Nato forces in South Eastern Europe should be increased, Bulgarian President Plevneliev says

Nato forces in South Eastern Europe should be increased, Bulgarian President Plevneliev says

By Clive Leviev-Sawyer of the Sofia Globe

Increasing Nato forces in the South Eastern Europe region, conducting more joint exercises and making more active use of joint military facilities in Bulgaria were among proposals put forward by Bulgarian President Rossen Plevneliev at a meeting of head of state of eight Central and Eastern European countries that are members of Nato.

The meeting in Warsaw on July 22 was held to prepare for the Nato summit to be held in September in Wales. The forum involved the heads of state of Bulgaria, Estonia, Latvia, Lithuania, Poland, Romania, Slovakia, Hungary and the Czech Republic.

Events in Ukraine had shown that “we cannot take peace and security in Europe for granted,” Plevneliev said.

He said that the countries of the alliance should remain united and determined to prevent a subsequent escalation of the conflict in Ukraine.

The heads of state agreed that technological modernisation was essential to keep Nato as the most effective and capable military alliance in the world. This required setting aside at least two per cent of the GDP of the member countries for defence while 20 per cent of the military budget should be earmarked for capital spending and modernisation.

Plevneliev emphasised that Bulgaria would gradually increase its defence spending to 1.5 per cent of GDP by 2015, with a subsequent increase of 0.1 per cent a year to reach the intended level of two per cent and to achieve a level of 15 per cent of the defence budget being set aside for capital spending.

The rapid development of a common plan for Nato action, and the adoption of action plans in emergency situations by individual member states are important steps towards improving overall security, Plevneliev said. Bulgaria was already working with Romania to reach such an agreement, which will increase integration and the defence capabilities of the two countries.

Plevneliev backed the continuation of Nato’s “Open Doors” policy, which strengthens the partnership and commitment to reforms in the candidate countries for membership.
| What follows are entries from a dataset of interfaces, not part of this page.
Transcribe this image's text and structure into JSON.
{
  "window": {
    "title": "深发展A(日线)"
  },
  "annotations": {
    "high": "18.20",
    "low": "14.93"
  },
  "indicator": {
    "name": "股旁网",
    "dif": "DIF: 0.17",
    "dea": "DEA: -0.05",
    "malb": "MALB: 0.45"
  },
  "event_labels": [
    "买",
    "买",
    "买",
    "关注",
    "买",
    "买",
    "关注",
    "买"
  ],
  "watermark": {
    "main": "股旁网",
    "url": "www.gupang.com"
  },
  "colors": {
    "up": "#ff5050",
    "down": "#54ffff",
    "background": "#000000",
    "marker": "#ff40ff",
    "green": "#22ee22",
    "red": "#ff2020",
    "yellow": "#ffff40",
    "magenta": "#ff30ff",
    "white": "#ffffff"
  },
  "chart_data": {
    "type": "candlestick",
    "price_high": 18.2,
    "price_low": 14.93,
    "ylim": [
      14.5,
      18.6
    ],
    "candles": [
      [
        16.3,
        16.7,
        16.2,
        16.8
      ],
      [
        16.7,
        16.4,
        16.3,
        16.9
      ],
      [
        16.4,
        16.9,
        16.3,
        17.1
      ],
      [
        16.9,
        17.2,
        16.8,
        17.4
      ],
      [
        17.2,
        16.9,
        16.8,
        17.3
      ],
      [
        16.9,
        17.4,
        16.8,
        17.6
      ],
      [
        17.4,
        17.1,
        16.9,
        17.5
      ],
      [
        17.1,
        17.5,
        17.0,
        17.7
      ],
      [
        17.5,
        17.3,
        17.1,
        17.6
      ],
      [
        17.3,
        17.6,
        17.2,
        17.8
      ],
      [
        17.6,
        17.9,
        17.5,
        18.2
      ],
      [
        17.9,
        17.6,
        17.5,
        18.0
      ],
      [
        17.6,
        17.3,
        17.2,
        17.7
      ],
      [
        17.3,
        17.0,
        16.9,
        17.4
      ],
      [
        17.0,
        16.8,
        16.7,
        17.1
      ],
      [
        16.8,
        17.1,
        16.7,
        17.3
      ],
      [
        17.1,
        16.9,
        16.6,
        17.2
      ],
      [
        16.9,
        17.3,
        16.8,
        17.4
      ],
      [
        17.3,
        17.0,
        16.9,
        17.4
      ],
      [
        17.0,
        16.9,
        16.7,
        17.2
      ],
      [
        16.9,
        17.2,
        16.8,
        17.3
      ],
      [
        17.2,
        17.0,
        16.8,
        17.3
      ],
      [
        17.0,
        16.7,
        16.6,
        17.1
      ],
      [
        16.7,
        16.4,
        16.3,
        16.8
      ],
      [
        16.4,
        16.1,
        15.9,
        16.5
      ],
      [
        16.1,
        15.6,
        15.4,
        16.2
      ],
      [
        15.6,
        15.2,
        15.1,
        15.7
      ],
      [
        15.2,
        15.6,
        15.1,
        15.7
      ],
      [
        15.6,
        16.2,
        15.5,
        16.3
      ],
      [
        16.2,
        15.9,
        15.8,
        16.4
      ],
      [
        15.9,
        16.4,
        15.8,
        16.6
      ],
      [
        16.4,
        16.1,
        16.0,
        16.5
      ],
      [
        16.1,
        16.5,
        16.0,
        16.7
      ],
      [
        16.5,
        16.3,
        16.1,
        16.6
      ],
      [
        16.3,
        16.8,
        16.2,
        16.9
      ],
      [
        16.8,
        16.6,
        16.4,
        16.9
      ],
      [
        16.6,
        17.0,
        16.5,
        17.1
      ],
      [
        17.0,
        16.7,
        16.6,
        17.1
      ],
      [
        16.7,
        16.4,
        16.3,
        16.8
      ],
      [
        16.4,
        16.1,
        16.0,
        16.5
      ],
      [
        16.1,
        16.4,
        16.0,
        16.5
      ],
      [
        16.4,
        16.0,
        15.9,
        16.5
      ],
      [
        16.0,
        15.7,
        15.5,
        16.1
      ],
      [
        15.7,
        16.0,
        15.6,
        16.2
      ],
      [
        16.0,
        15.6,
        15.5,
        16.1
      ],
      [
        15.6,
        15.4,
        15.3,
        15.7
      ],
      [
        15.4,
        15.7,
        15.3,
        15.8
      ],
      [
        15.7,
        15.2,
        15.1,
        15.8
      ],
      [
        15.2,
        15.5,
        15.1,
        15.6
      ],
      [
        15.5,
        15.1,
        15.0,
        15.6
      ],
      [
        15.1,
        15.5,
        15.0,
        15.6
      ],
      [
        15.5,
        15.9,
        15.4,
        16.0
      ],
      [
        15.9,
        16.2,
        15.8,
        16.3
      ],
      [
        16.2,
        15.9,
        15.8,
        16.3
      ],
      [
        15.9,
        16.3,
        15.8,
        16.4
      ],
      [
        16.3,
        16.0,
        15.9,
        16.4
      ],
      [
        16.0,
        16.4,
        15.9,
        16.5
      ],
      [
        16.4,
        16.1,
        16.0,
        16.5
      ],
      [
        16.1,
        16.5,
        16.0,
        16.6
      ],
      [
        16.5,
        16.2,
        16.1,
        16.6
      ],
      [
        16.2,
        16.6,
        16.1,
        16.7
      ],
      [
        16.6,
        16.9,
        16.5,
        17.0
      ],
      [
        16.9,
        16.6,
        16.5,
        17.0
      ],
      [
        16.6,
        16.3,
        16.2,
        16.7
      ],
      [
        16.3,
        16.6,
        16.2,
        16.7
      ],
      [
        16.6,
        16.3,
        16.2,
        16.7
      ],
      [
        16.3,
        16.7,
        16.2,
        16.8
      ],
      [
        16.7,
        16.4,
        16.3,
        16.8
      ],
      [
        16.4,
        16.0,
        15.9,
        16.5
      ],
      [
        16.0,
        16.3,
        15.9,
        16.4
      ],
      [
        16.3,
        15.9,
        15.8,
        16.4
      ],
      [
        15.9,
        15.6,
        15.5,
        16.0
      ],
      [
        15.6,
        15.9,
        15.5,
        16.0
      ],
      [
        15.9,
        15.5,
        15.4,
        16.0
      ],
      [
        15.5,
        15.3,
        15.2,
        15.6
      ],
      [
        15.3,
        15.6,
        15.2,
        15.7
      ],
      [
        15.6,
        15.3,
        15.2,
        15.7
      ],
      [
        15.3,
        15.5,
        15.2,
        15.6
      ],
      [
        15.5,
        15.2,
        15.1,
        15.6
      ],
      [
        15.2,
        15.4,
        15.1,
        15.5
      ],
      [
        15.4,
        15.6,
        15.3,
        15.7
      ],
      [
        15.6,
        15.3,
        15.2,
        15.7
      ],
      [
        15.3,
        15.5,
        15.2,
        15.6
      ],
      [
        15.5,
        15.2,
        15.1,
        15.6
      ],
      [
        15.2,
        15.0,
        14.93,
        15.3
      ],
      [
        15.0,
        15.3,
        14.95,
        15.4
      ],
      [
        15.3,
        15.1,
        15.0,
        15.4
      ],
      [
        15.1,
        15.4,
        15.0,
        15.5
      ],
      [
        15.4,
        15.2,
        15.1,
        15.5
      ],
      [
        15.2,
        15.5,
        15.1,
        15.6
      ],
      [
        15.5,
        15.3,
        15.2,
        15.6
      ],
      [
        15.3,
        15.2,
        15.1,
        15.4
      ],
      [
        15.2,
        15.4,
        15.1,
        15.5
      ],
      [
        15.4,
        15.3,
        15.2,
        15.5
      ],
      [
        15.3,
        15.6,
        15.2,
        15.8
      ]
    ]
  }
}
He said that Nato should establish a clear time frame for the future accession of Montenegro to Nato.

There was general support for the declaration by US president Barack Obama in June that he was ready to invest in a $1 billion increase in the defence capabilities of the partners from Eastern Europe, to deploy additional forces and participate in more military exercises, and to encourage the development of the defence potential of Georgia, Moldova and Ukraine.

Polish president Bronislaw Komorowski said after the meeting that he and his counterparts from the eight CEE countries had agreed that Nato’s eastern flank must be strengthened in the light of the ongoing Russia-Ukraine conflict.

Ahead of the meeting, Lithuanian president Dalia Grybauskaitė said that Europe was betraying its own values and was trading security for profit, which allows Russia to effectively employ the “buy and rule” strategy.

“We must put a stop to this. All European countries must realise that, in the wake of such brutality against a civilian aircraft, we, the Europeans, must stop the mistralisation of our policies,” Grybauskaitė told Lithuanian national radio LRT before leaving for a summit of regional leaders in Warsaw, the Lithuania Tribune reported.

On July 21, Romania’s president Traian Basescu criticised the EU for a soft stance toward Russia’s president Vladimir Putin, after the downing of a Malaysian airliner with nearly 300 people on board in territory held by pro-Russian forces in Ukraine last week.